START INFORMATION

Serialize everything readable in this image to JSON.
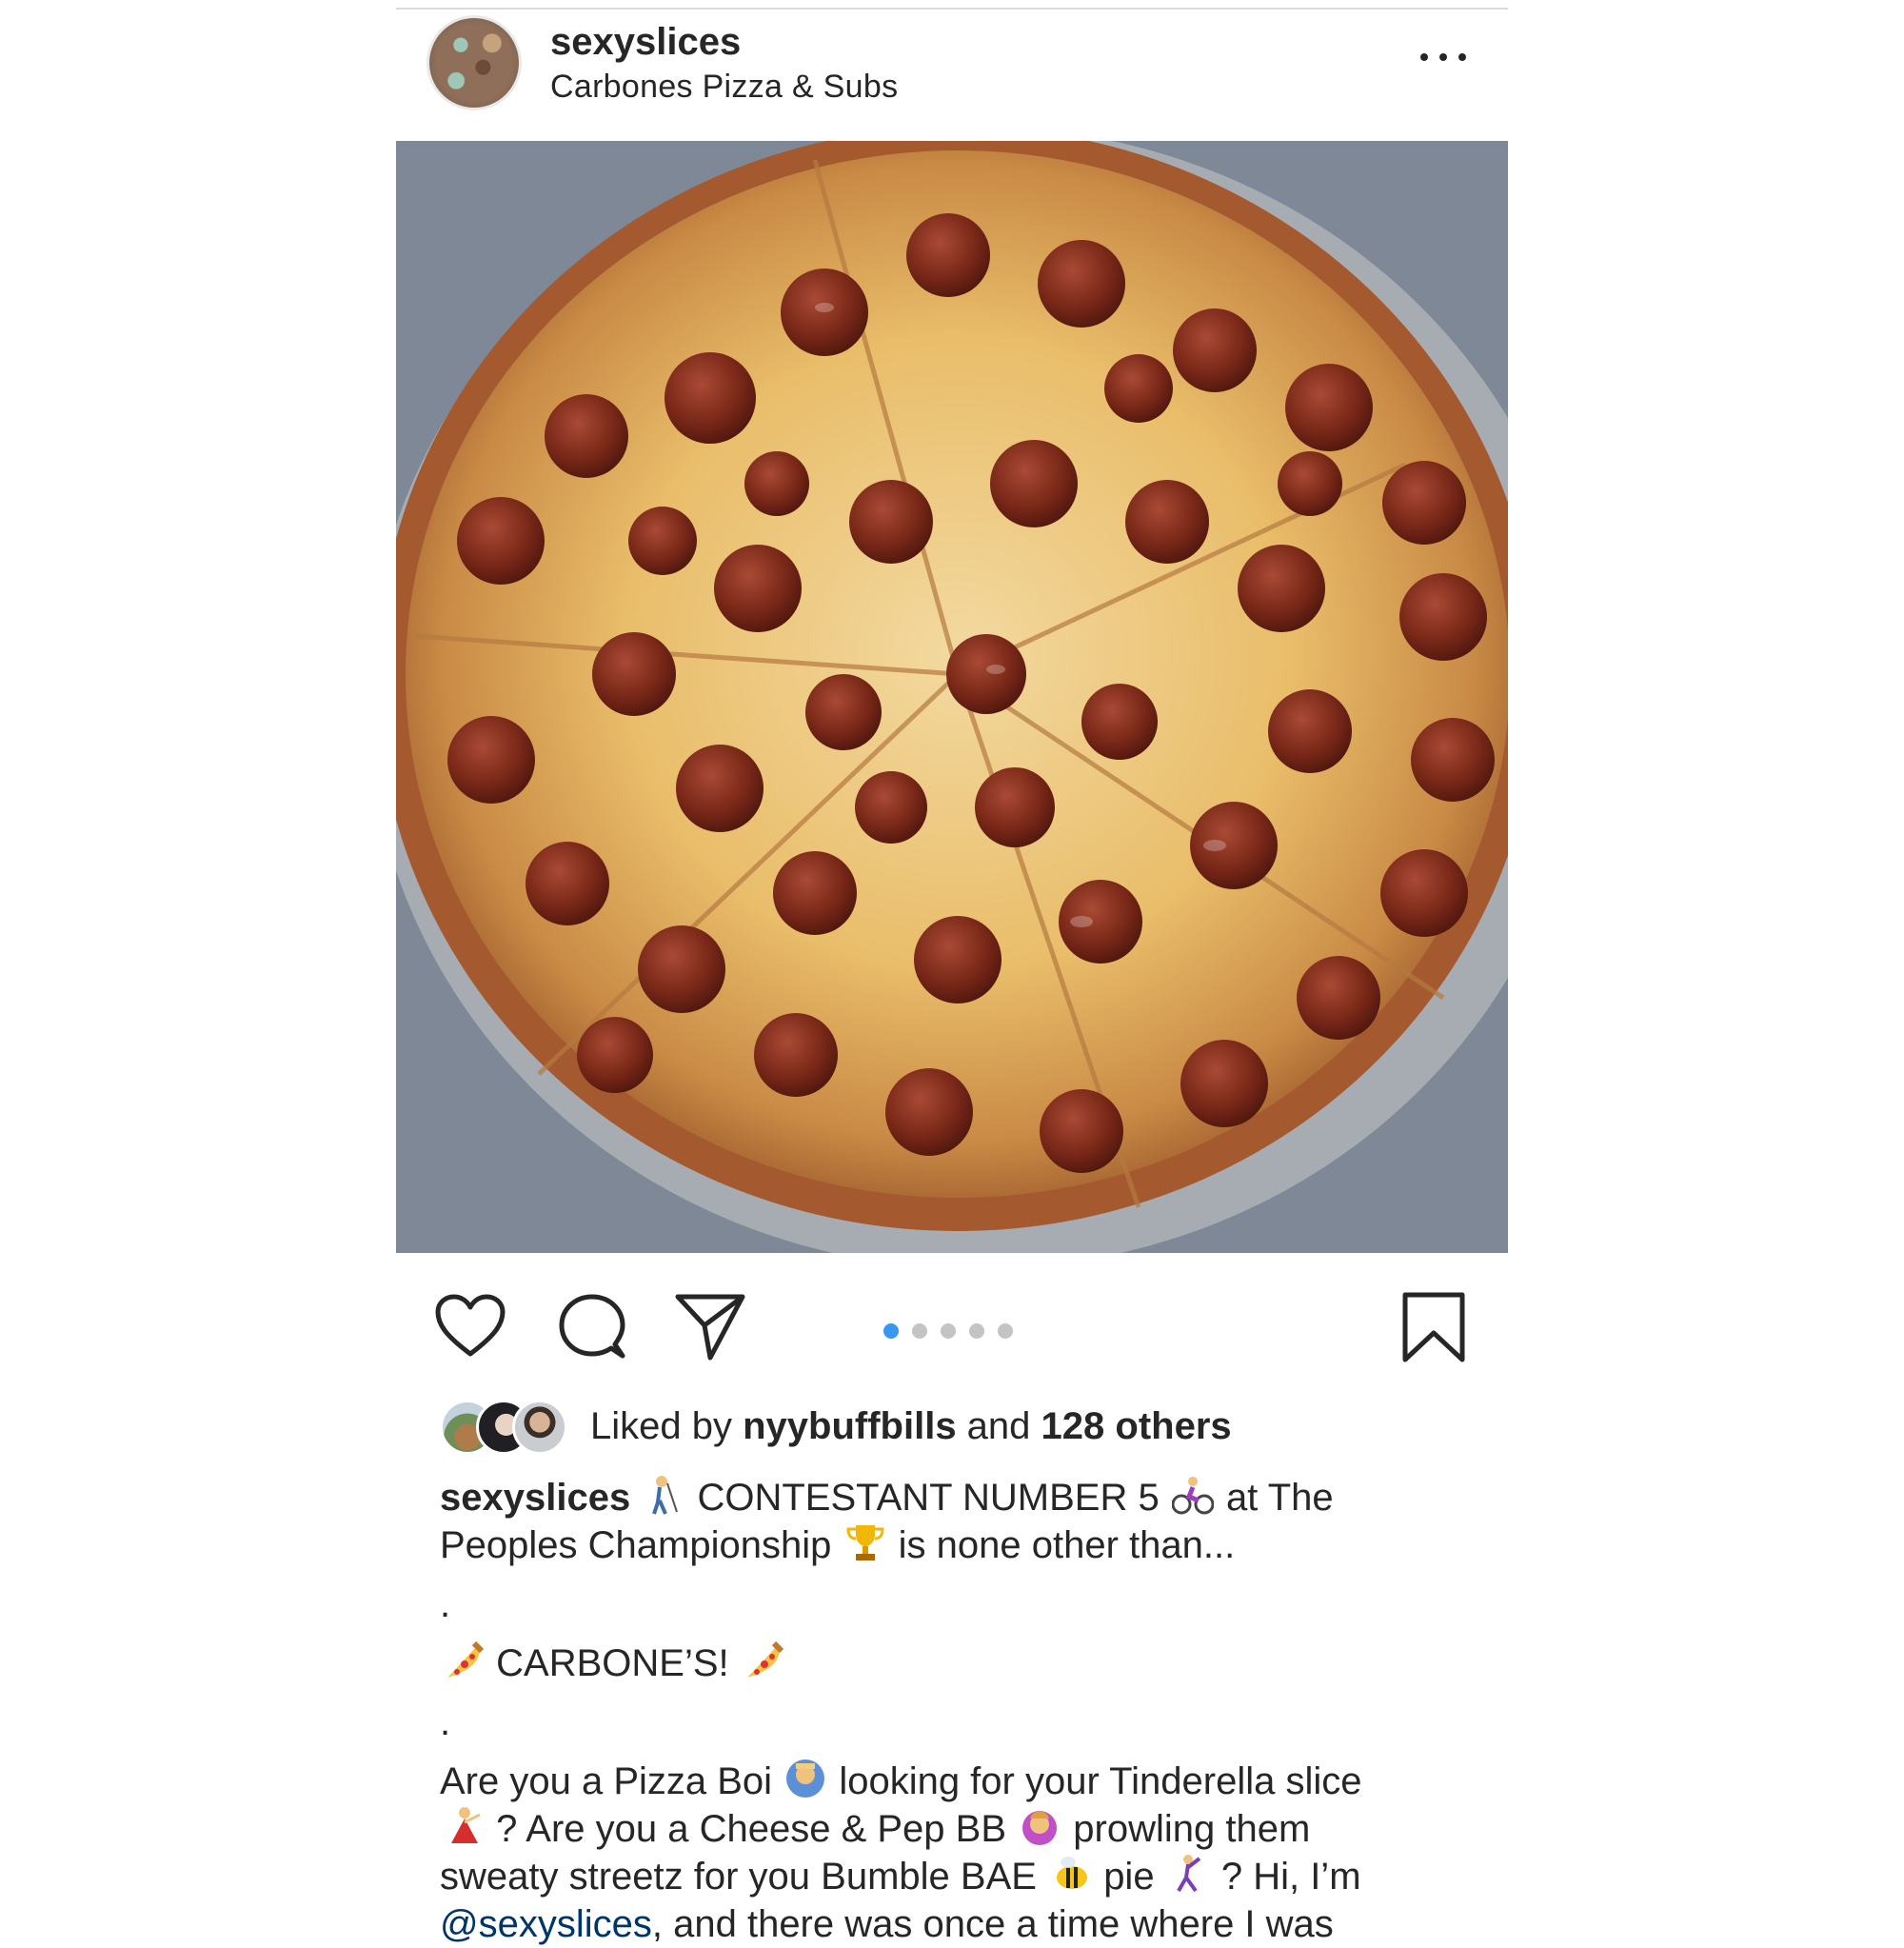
{
  "post": {
    "username": "sexyslices",
    "location": "Carbones Pizza & Subs",
    "more_icon": "ellipsis-icon",
    "carousel": {
      "count": 5,
      "active_index": 0,
      "active_color": "#3897f0"
    },
    "likes": {
      "prefix": "Liked by ",
      "user": "nyybuffbills",
      "middle": " and ",
      "others": "128 others"
    },
    "caption": {
      "username": "sexyslices",
      "line1": "CONTESTANT NUMBER 5",
      "line1b": "at The",
      "line2": "Peoples Championship",
      "line2b": "is none other than...",
      "dot1": ".",
      "headline": "CARBONE’S!",
      "dot2": ".",
      "p1a": "Are you a Pizza Boi",
      "p1b": "looking for your Tinderella slice",
      "p2a": "? Are you a Cheese & Pep BB",
      "p2b": "prowling them",
      "p3a": "sweaty streetz for you Bumble BAE",
      "p3b": "pie",
      "p3c": "? Hi, I’m",
      "p4mention": "@sexyslices",
      "p4rest": ", and there was once a time where I was"
    },
    "icons": {
      "like": "heart-icon",
      "comment": "comment-icon",
      "share": "paper-plane-icon",
      "save": "bookmark-icon"
    }
  }
}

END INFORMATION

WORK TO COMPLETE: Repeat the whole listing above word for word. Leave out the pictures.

TASK RESULT:
Serialize everything readable in this image to JSON.
{
  "post": {
    "username": "sexyslices",
    "location": "Carbones Pizza & Subs",
    "more_icon": "ellipsis-icon",
    "carousel": {
      "count": 5,
      "active_index": 0,
      "active_color": "#3897f0"
    },
    "likes": {
      "prefix": "Liked by ",
      "user": "nyybuffbills",
      "middle": " and ",
      "others": "128 others"
    },
    "caption": {
      "username": "sexyslices",
      "line1": "CONTESTANT NUMBER 5",
      "line1b": "at The",
      "line2": "Peoples Championship",
      "line2b": "is none other than...",
      "dot1": ".",
      "headline": "CARBONE’S!",
      "dot2": ".",
      "p1a": "Are you a Pizza Boi",
      "p1b": "looking for your Tinderella slice",
      "p2a": "? Are you a Cheese & Pep BB",
      "p2b": "prowling them",
      "p3a": "sweaty streetz for you Bumble BAE",
      "p3b": "pie",
      "p3c": "? Hi, I’m",
      "p4mention": "@sexyslices",
      "p4rest": ", and there was once a time where I was"
    },
    "icons": {
      "like": "heart-icon",
      "comment": "comment-icon",
      "share": "paper-plane-icon",
      "save": "bookmark-icon"
    }
  }
}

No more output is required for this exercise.